I was born and raised in Kentucky and have always loved our state song - My Old Kentucky Home. Like most Kentuckians I was taught the myth of the writing of the story, that the song glorified the life of the ante bellum South and that Stephen Foster, a cousin of the Rowan family, wrote the song after a visit to what was called Federal Hill. Federal Hill was a brick mansion built by a federal judge name Judge Rowan. He owned slaves and used his slaves in the building trades because Federal Hill was not a plantation, When he died his finances were a mess and his son, John Rowan, had to sell slaves to pay off debts. Susannah fame. She is the one who visited and likely told these stories to her brother, Stephen in Pennsylvania. Stephen Foster was an abolitionist and read Uncle Tom's Cabin. The motivation behind the writing of the song was to tell the story of slavery in Kentucky, a border state, with few actual plantations. Federal Hill was not a plantation. Therefore, Foster wrote My Old Kentucky Home as a mournful tune to bring to light the way slaves were treated and sold with little regard for family and roots. The following passage in the Forward to my short story "Juneteenth" which is in a collection of short stories called "Finding New Pangaea" available on amazon.com. In a country where history has been so skewed even if it is taught, marginalized people can be swept up in movements to get rid of "racist" writings and documents and there is a move to do this to My Old Kentucky Home. Instead of getting rid of the song, teach its meaning and what it was all about in regard to slavery in Kentucky. It deserves to stay the state song and not only be played but have the lyrics with it, especially at the Kentucky Derby.
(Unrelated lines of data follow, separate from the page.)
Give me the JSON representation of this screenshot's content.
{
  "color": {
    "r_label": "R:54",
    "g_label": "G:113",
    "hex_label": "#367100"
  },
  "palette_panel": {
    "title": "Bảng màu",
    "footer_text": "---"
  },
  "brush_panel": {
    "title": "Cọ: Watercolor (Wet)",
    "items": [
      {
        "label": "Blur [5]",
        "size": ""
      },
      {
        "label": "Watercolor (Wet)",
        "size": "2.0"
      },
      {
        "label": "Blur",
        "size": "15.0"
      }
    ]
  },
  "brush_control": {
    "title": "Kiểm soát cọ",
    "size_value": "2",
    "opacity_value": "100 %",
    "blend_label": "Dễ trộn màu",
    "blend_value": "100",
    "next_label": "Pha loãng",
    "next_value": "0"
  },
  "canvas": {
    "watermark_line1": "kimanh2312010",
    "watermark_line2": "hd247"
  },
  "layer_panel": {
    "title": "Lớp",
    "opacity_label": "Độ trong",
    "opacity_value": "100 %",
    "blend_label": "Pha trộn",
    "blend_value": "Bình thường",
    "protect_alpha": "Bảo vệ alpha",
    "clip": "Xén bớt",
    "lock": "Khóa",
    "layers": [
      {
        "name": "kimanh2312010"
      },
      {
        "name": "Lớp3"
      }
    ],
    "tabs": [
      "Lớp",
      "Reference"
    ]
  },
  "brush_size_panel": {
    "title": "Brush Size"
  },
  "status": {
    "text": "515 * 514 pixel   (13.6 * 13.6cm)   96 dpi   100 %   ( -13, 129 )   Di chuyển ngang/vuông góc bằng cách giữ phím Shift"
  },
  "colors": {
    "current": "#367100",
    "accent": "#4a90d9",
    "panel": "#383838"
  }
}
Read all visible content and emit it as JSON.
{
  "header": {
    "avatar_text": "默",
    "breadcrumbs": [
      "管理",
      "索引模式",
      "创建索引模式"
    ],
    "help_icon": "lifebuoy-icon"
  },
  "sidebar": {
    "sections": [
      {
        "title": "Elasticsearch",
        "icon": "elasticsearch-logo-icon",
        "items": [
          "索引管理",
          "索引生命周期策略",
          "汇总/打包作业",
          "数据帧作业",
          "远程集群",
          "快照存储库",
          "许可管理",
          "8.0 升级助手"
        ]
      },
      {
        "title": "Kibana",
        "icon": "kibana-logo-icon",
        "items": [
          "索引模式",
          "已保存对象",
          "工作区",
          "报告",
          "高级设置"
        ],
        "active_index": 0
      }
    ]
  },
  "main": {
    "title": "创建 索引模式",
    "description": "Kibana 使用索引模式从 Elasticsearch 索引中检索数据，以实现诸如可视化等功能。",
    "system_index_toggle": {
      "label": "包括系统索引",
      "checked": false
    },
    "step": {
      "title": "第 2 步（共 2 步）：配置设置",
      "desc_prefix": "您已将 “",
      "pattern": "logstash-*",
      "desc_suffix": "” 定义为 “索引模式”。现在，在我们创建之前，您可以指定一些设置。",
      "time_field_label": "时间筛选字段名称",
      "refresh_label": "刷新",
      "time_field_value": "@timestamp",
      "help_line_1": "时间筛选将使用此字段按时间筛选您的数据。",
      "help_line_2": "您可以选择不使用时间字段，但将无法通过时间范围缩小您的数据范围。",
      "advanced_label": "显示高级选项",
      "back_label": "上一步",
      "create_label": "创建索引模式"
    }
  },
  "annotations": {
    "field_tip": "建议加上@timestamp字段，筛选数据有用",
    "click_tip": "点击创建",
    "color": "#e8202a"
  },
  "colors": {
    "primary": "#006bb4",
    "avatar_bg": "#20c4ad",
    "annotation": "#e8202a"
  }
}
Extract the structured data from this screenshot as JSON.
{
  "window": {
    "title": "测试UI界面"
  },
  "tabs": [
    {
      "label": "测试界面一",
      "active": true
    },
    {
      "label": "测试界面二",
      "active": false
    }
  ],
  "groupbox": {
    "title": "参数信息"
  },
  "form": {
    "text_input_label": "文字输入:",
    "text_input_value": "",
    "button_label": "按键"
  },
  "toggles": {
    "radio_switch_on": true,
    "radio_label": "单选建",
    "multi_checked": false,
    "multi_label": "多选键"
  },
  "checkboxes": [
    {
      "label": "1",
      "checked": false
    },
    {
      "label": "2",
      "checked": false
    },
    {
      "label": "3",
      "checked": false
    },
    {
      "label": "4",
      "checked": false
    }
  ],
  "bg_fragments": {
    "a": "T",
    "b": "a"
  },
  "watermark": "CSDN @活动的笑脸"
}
There was a time
in our history when people dehumanized others in return for profit. These
immoral acts were shrouded in secrecy and rationalized to maintain a status quo
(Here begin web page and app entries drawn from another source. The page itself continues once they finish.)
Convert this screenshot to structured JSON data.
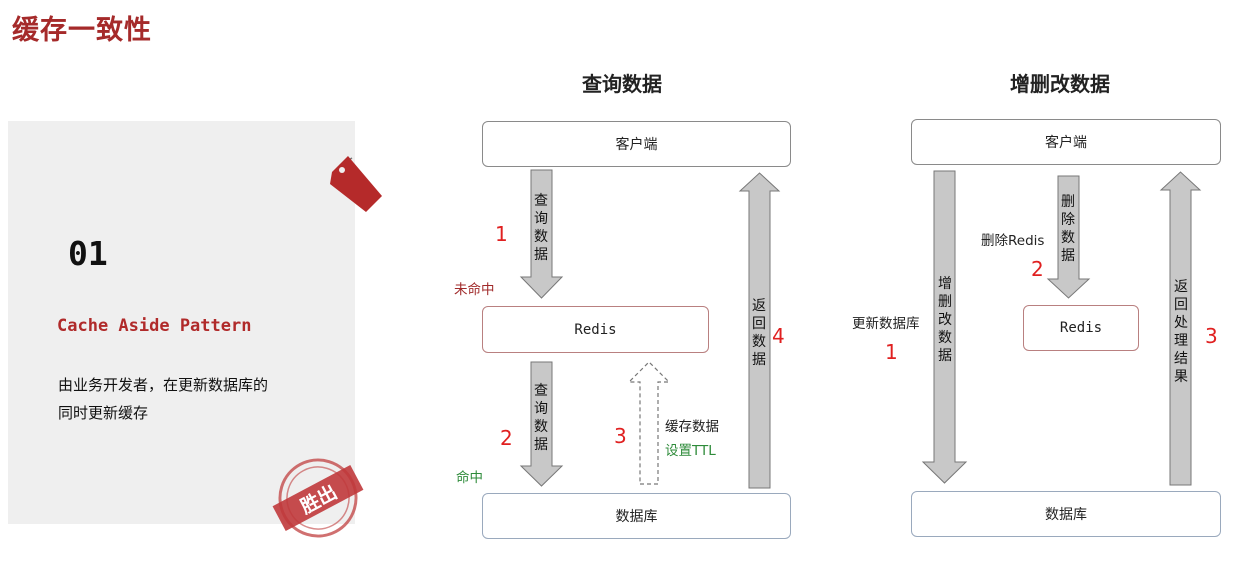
{
  "page_title": "缓存一致性",
  "card": {
    "number": "01",
    "pattern": "Cache Aside Pattern",
    "desc_line1": "由业务开发者，在更新数据库的",
    "desc_line2": "同时更新缓存",
    "stamp_text": "胜出"
  },
  "query": {
    "title": "查询数据",
    "client": "客户端",
    "redis": "Redis",
    "db": "数据库",
    "arrow1_text": "查询数据",
    "arrow2_text": "查询数据",
    "return_text": "返回数据",
    "miss": "未命中",
    "hit": "命中",
    "cache_line1": "缓存数据",
    "cache_line2": "设置TTL",
    "n1": "1",
    "n2": "2",
    "n3": "3",
    "n4": "4"
  },
  "update": {
    "title": "增删改数据",
    "client": "客户端",
    "redis": "Redis",
    "db": "数据库",
    "update_arrow_text": "增删改数据",
    "delete_arrow_text": "删除数据",
    "return_text": "返回处理结果",
    "update_db_label": "更新数据库",
    "delete_redis_label": "删除Redis",
    "n1": "1",
    "n2": "2",
    "n3": "3"
  },
  "colors": {
    "title_red": "#a52a2a",
    "number_red": "#e02020",
    "hit_green": "#2e8b3a",
    "arrow_fill": "#c8c8c8",
    "tag_red": "#b52a2a"
  }
}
that allowed many to be more equal than others. In the 1850’s
The legend of “My
Old Kentucky Home” grew from stories told by Madge Rowan Frost, the
granddaughter of Judge Stephen Rowan who built Federal Hill in 1793. Madge
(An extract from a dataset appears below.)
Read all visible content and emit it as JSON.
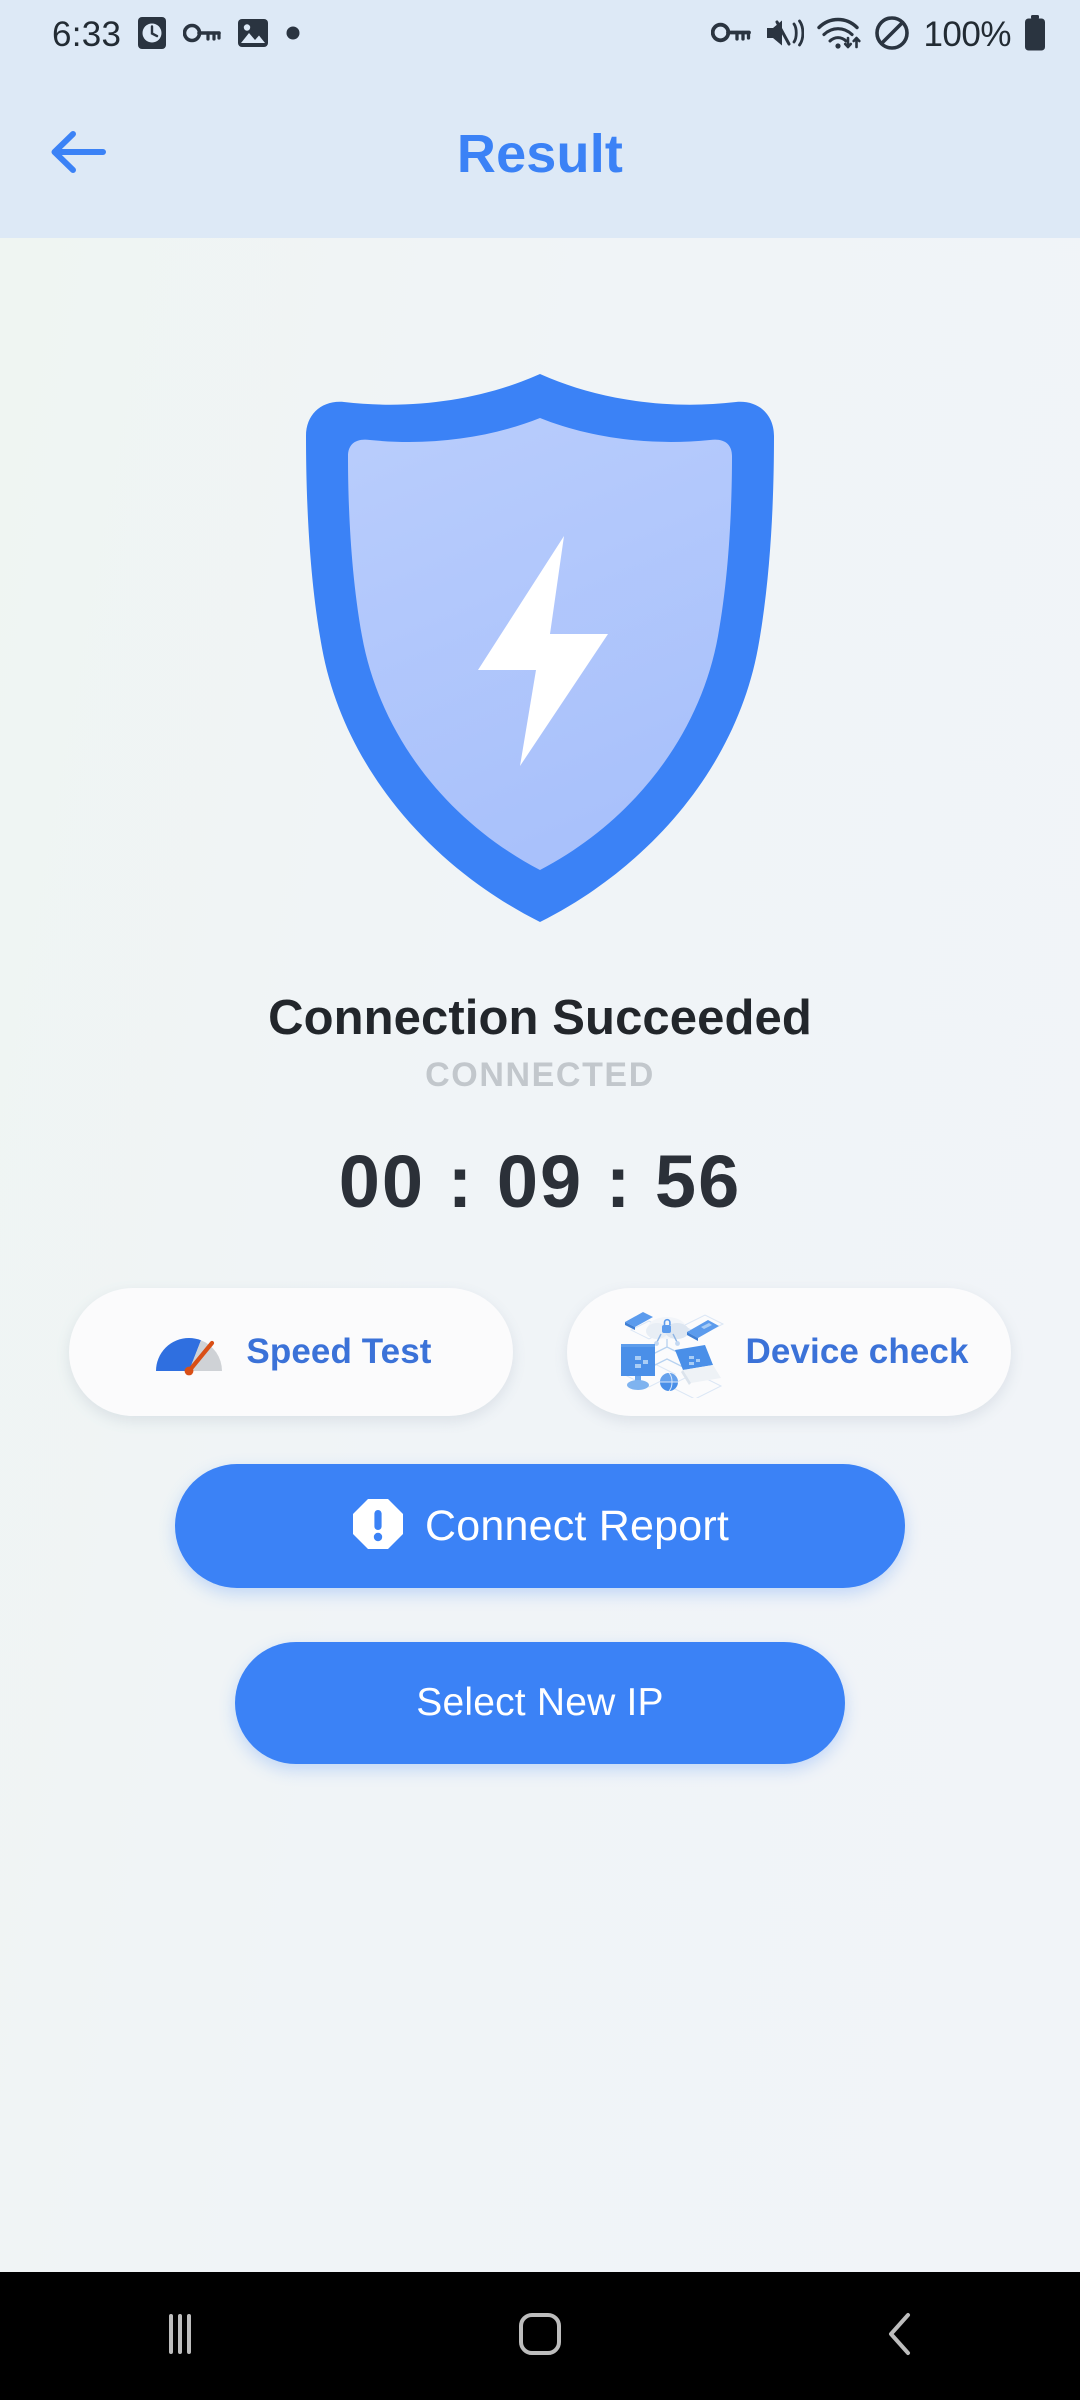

considered herself a southern belle and fostered the story that her cousin
Stephen Foster wrote “My Old Kentucky Home” after a visit to Federal Hill in
the 1850’s. Using this legend helped her sell the property she had inherited to
the state of
When one hears all three verses of “My Old Kentucky Home” it becomes apparent that this song is more than a lyrical comment of the hoop-skirted life style surrounding a mansion in the antebellum South. Rather, the song is a lament for a young, black man who is being sold “down the river,” torn from his family still living in the Old Kentucky Home. In fact, research into Foster’s minstrel tunes from the antebellum South indicates that Foster was trying to humanize the dark skinned people in captivity and mourned the fact they were bred like horses to be beasts of burden and bought and sold like chattel.
Stephen Foster’s inspiration for “My Old Kentucky Home” was more likely an attempt to describe the sadness and grief felt by slaves who helped build the home, started families and then were forced from it. The slaves who actually lived in Federal Hill were the house servants who most likely lived in the attic or basement of the home. But whether living in a cabin, basement or attic, Rowan’s slaves worked side by side with Judge Rowan in building Federal Hill and this is where they and their children lived.
Like any human beings, the slaves longed to live surrounded by their loved ones in homes that they not only built but maintained daily. It is probable that the subject of “My Old Kentucky Home” is a slave who has been “sold down the river” who is voicing his sorrow over his separation from his home and family. “My Old Kentucky Home” has a mournful tone that echoes what any human being taken from home and family would feel. Tom’s feeling of pain and despair is no different than what his white masters would feel in similar circumstances. The blacks felt great joy and celebrated when they were freed. Foster didn’t live to see this but I’m sure he would have felt great joy for them as well.